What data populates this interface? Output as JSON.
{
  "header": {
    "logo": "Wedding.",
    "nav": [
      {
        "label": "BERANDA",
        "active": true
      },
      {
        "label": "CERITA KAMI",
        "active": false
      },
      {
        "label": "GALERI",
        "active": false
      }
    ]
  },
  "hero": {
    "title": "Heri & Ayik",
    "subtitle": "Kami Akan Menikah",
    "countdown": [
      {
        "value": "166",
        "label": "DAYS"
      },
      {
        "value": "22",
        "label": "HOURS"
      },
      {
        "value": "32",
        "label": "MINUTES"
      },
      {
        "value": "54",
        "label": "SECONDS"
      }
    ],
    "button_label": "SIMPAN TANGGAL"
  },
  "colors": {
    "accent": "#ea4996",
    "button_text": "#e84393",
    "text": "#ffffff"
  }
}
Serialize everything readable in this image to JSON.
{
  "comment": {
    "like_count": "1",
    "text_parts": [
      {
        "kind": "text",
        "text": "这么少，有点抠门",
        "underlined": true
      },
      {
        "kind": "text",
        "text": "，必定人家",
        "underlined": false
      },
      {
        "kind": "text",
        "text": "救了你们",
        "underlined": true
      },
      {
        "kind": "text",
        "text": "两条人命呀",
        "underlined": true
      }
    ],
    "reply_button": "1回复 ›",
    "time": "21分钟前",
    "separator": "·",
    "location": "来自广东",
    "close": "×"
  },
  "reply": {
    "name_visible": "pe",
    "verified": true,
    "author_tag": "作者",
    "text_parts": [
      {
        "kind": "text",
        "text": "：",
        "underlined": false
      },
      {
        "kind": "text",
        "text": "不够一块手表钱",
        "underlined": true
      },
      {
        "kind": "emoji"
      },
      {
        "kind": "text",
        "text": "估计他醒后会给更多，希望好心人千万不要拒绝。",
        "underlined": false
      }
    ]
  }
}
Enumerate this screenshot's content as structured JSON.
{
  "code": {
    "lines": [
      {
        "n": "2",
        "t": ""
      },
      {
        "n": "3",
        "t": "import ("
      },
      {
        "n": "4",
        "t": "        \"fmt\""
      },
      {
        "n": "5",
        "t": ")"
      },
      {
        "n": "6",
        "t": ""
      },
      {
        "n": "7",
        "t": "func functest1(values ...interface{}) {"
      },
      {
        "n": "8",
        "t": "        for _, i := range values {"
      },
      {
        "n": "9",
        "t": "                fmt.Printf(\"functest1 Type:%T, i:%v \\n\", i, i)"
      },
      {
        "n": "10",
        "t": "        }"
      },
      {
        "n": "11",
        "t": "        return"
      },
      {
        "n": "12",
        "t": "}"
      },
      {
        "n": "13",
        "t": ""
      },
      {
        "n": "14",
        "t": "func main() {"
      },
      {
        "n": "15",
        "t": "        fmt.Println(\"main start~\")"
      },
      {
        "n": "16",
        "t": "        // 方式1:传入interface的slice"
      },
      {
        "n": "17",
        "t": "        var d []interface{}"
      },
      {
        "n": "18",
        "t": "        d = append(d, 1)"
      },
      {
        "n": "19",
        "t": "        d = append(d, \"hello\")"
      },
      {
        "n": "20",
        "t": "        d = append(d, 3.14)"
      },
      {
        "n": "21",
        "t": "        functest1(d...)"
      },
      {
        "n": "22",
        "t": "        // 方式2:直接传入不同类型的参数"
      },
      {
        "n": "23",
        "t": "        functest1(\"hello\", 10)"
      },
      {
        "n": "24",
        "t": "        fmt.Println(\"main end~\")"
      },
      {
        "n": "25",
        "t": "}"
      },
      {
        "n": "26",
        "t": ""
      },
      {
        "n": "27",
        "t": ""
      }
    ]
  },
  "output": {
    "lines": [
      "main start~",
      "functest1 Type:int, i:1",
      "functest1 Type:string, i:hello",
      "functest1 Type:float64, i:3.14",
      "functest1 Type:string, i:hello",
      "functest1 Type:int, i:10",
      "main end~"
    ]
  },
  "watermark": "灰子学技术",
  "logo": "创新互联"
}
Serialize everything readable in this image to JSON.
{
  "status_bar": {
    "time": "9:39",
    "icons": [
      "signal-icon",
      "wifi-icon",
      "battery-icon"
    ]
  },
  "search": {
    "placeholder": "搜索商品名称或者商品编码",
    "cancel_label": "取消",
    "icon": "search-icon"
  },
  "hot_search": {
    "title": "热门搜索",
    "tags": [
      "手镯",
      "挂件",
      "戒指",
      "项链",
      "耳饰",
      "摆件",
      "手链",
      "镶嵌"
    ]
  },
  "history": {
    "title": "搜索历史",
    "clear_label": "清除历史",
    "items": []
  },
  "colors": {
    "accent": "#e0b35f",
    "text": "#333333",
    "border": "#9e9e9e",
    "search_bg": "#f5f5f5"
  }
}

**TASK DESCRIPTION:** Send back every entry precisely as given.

**RESPONSE TO THE EXERCISE:**
What data populates this interface? Output as JSON.
{
  "header": {
    "logo": "Wedding.",
    "nav": [
      {
        "label": "BERANDA",
        "active": true
      },
      {
        "label": "CERITA KAMI",
        "active": false
      },
      {
        "label": "GALERI",
        "active": false
      }
    ]
  },
  "hero": {
    "title": "Heri & Ayik",
    "subtitle": "Kami Akan Menikah",
    "countdown": [
      {
        "value": "166",
        "label": "DAYS"
      },
      {
        "value": "22",
        "label": "HOURS"
      },
      {
        "value": "32",
        "label": "MINUTES"
      },
      {
        "value": "54",
        "label": "SECONDS"
      }
    ],
    "button_label": "SIMPAN TANGGAL"
  },
  "colors": {
    "accent": "#ea4996",
    "button_text": "#e84393",
    "text": "#ffffff"
  }
}
Serialize everything readable in this image to JSON.
{
  "comment": {
    "like_count": "1",
    "text_parts": [
      {
        "kind": "text",
        "text": "这么少，有点抠门",
        "underlined": true
      },
      {
        "kind": "text",
        "text": "，必定人家",
        "underlined": false
      },
      {
        "kind": "text",
        "text": "救了你们",
        "underlined": true
      },
      {
        "kind": "text",
        "text": "两条人命呀",
        "underlined": true
      }
    ],
    "reply_button": "1回复 ›",
    "time": "21分钟前",
    "separator": "·",
    "location": "来自广东",
    "close": "×"
  },
  "reply": {
    "name_visible": "pe",
    "verified": true,
    "author_tag": "作者",
    "text_parts": [
      {
        "kind": "text",
        "text": "：",
        "underlined": false
      },
      {
        "kind": "text",
        "text": "不够一块手表钱",
        "underlined": true
      },
      {
        "kind": "emoji"
      },
      {
        "kind": "text",
        "text": "估计他醒后会给更多，希望好心人千万不要拒绝。",
        "underlined": false
      }
    ]
  }
}
Enumerate this screenshot's content as structured JSON.
{
  "code": {
    "lines": [
      {
        "n": "2",
        "t": ""
      },
      {
        "n": "3",
        "t": "import ("
      },
      {
        "n": "4",
        "t": "        \"fmt\""
      },
      {
        "n": "5",
        "t": ")"
      },
      {
        "n": "6",
        "t": ""
      },
      {
        "n": "7",
        "t": "func functest1(values ...interface{}) {"
      },
      {
        "n": "8",
        "t": "        for _, i := range values {"
      },
      {
        "n": "9",
        "t": "                fmt.Printf(\"functest1 Type:%T, i:%v \\n\", i, i)"
      },
      {
        "n": "10",
        "t": "        }"
      },
      {
        "n": "11",
        "t": "        return"
      },
      {
        "n": "12",
        "t": "}"
      },
      {
        "n": "13",
        "t": ""
      },
      {
        "n": "14",
        "t": "func main() {"
      },
      {
        "n": "15",
        "t": "        fmt.Println(\"main start~\")"
      },
      {
        "n": "16",
        "t": "        // 方式1:传入interface的slice"
      },
      {
        "n": "17",
        "t": "        var d []interface{}"
      },
      {
        "n": "18",
        "t": "        d = append(d, 1)"
      },
      {
        "n": "19",
        "t": "        d = append(d, \"hello\")"
      },
      {
        "n": "20",
        "t": "        d = append(d, 3.14)"
      },
      {
        "n": "21",
        "t": "        functest1(d...)"
      },
      {
        "n": "22",
        "t": "        // 方式2:直接传入不同类型的参数"
      },
      {
        "n": "23",
        "t": "        functest1(\"hello\", 10)"
      },
      {
        "n": "24",
        "t": "        fmt.Println(\"main end~\")"
      },
      {
        "n": "25",
        "t": "}"
      },
      {
        "n": "26",
        "t": ""
      },
      {
        "n": "27",
        "t": ""
      }
    ]
  },
  "output": {
    "lines": [
      "main start~",
      "functest1 Type:int, i:1",
      "functest1 Type:string, i:hello",
      "functest1 Type:float64, i:3.14",
      "functest1 Type:string, i:hello",
      "functest1 Type:int, i:10",
      "main end~"
    ]
  },
  "watermark": "灰子学技术",
  "logo": "创新互联"
}
Serialize everything readable in this image to JSON.
{
  "status_bar": {
    "time": "9:39",
    "icons": [
      "signal-icon",
      "wifi-icon",
      "battery-icon"
    ]
  },
  "search": {
    "placeholder": "搜索商品名称或者商品编码",
    "cancel_label": "取消",
    "icon": "search-icon"
  },
  "hot_search": {
    "title": "热门搜索",
    "tags": [
      "手镯",
      "挂件",
      "戒指",
      "项链",
      "耳饰",
      "摆件",
      "手链",
      "镶嵌"
    ]
  },
  "history": {
    "title": "搜索历史",
    "clear_label": "清除历史",
    "items": []
  },
  "colors": {
    "accent": "#e0b35f",
    "text": "#333333",
    "border": "#9e9e9e",
    "search_bg": "#f5f5f5"
  }
}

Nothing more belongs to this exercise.